What the exercise asks: The answer must be every line of the records below that holds the word "icon".

Provided entries:

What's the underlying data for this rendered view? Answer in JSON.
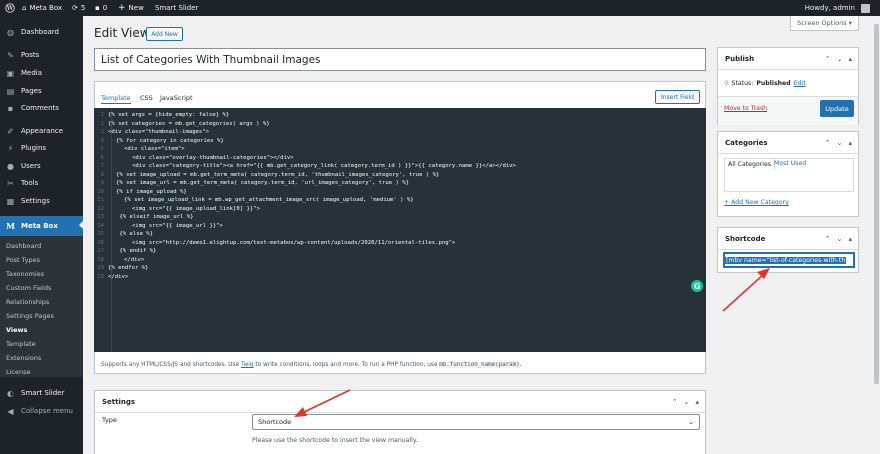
{
  "admin_bar": {
    "site_name": "Meta Box",
    "updates": "5",
    "comments": "0",
    "new": "New",
    "plugin": "Smart Slider",
    "howdy": "Howdy, admin"
  },
  "sidebar": {
    "items": [
      {
        "label": "Dashboard",
        "icon": "dashboard-icon"
      },
      {
        "label": "Posts",
        "icon": "pin-icon"
      },
      {
        "label": "Media",
        "icon": "media-icon"
      },
      {
        "label": "Pages",
        "icon": "page-icon"
      },
      {
        "label": "Comments",
        "icon": "comment-icon"
      },
      {
        "label": "Appearance",
        "icon": "brush-icon"
      },
      {
        "label": "Plugins",
        "icon": "plugin-icon"
      },
      {
        "label": "Users",
        "icon": "users-icon"
      },
      {
        "label": "Tools",
        "icon": "wrench-icon"
      },
      {
        "label": "Settings",
        "icon": "settings-icon"
      },
      {
        "label": "Meta Box",
        "icon": "metabox-logo-icon"
      }
    ],
    "submenu": [
      "Dashboard",
      "Post Types",
      "Taxonomies",
      "Custom Fields",
      "Relationships",
      "Settings Pages",
      "Views",
      "Template",
      "Extensions",
      "License"
    ],
    "smart_slider": "Smart Slider",
    "collapse": "Collapse menu"
  },
  "screen_options": "Screen Options",
  "page": {
    "title": "Edit View",
    "add_new": "Add New",
    "post_title": "List of Categories With Thumbnail Images"
  },
  "editor": {
    "tabs": [
      "Template",
      "CSS",
      "JavaScript"
    ],
    "insert_field": "Insert Field",
    "code_lines": [
      {
        "n": "1",
        "ind": 0,
        "t": "{% set args = {hide_empty: false} %}"
      },
      {
        "n": "2",
        "ind": 0,
        "t": "{% set categories = mb.get_categories( args ) %}"
      },
      {
        "n": "3",
        "ind": 0,
        "t": "<div class=\"thumbnail-images\">"
      },
      {
        "n": "4",
        "ind": 1,
        "t": "{% for category in categories %}"
      },
      {
        "n": "5",
        "ind": 2,
        "t": "<div class=\"item\">"
      },
      {
        "n": "6",
        "ind": 3,
        "t": "<div class=\"overlay-thumbnail-categories\"></div>"
      },
      {
        "n": "7",
        "ind": 3,
        "t": "<div class=\"category-title\"><a href=\"{{ mb.get_category_link( category.term_id ) }}\">{{ category.name }}</a></div>"
      },
      {
        "n": "8",
        "ind": 1,
        "t": "{% set image_upload = mb.get_term_meta( category.term_id, 'thumbnail_images_category', true ) %}"
      },
      {
        "n": "9",
        "ind": 1,
        "t": "{% set image_url = mb.get_term_meta( category.term_id, 'url_images_category', true ) %}"
      },
      {
        "n": "10",
        "ind": 1,
        "t": "{% if image_upload %}"
      },
      {
        "n": "11",
        "ind": 2,
        "t": "{% set image_upload_link = mb.wp_get_attachment_image_src( image_upload, 'medium' ) %}"
      },
      {
        "n": "12",
        "ind": 3,
        "t": "<img src=\"{{ image_upload_link[0] }}\">"
      },
      {
        "n": "13",
        "ind": 1,
        "t": " {% elseif image_url %}"
      },
      {
        "n": "14",
        "ind": 3,
        "t": "<img src=\"{{ image_url }}\">"
      },
      {
        "n": "15",
        "ind": 1,
        "t": " {% else %}"
      },
      {
        "n": "16",
        "ind": 3,
        "t": "<img src=\"http://demo1.elightup.com/test-metabox/wp-content/uploads/2020/11/oriental-tiles.png\">"
      },
      {
        "n": "17",
        "ind": 1,
        "t": " {% endif %}"
      },
      {
        "n": "18",
        "ind": 2,
        "t": "</div>"
      },
      {
        "n": "19",
        "ind": 0,
        "t": "{% endfor %}"
      },
      {
        "n": "20",
        "ind": 0,
        "t": "</div>"
      }
    ],
    "help_before": "Supports any HTML/CSS/JS and shortcodes. Use ",
    "help_link": "Twig",
    "help_mid": " to write conditions, loops and more. To run a PHP function, use ",
    "help_code": "mb.function_name(param)",
    "help_end": "."
  },
  "settings": {
    "title": "Settings",
    "type_label": "Type",
    "type_value": "Shortcode",
    "hint": "Please use the shortcode to insert the view manually."
  },
  "publish": {
    "title": "Publish",
    "status_label": "Status:",
    "status_value": "Published",
    "edit": "Edit",
    "trash": "Move to Trash",
    "update": "Update"
  },
  "categories": {
    "title": "Categories",
    "tab_all": "All Categories",
    "tab_used": "Most Used",
    "add_new": "+ Add New Category"
  },
  "shortcode": {
    "title": "Shortcode",
    "value": "[mbv name=\"list-of-categories-with-th"
  },
  "colors": {
    "accent": "#2271b1",
    "admin_bar": "#1d2327",
    "code_bg": "#263238",
    "annotation": "#e0342c",
    "trash": "#b32d2e"
  }
}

Exercise result:
        "icon": "dashboard-icon"
        "icon": "pin-icon"
        "icon": "media-icon"
        "icon": "page-icon"
        "icon": "comment-icon"
        "icon": "brush-icon"
        "icon": "plugin-icon"
        "icon": "users-icon"
        "icon": "wrench-icon"
        "icon": "settings-icon"
        "icon": "metabox-logo-icon"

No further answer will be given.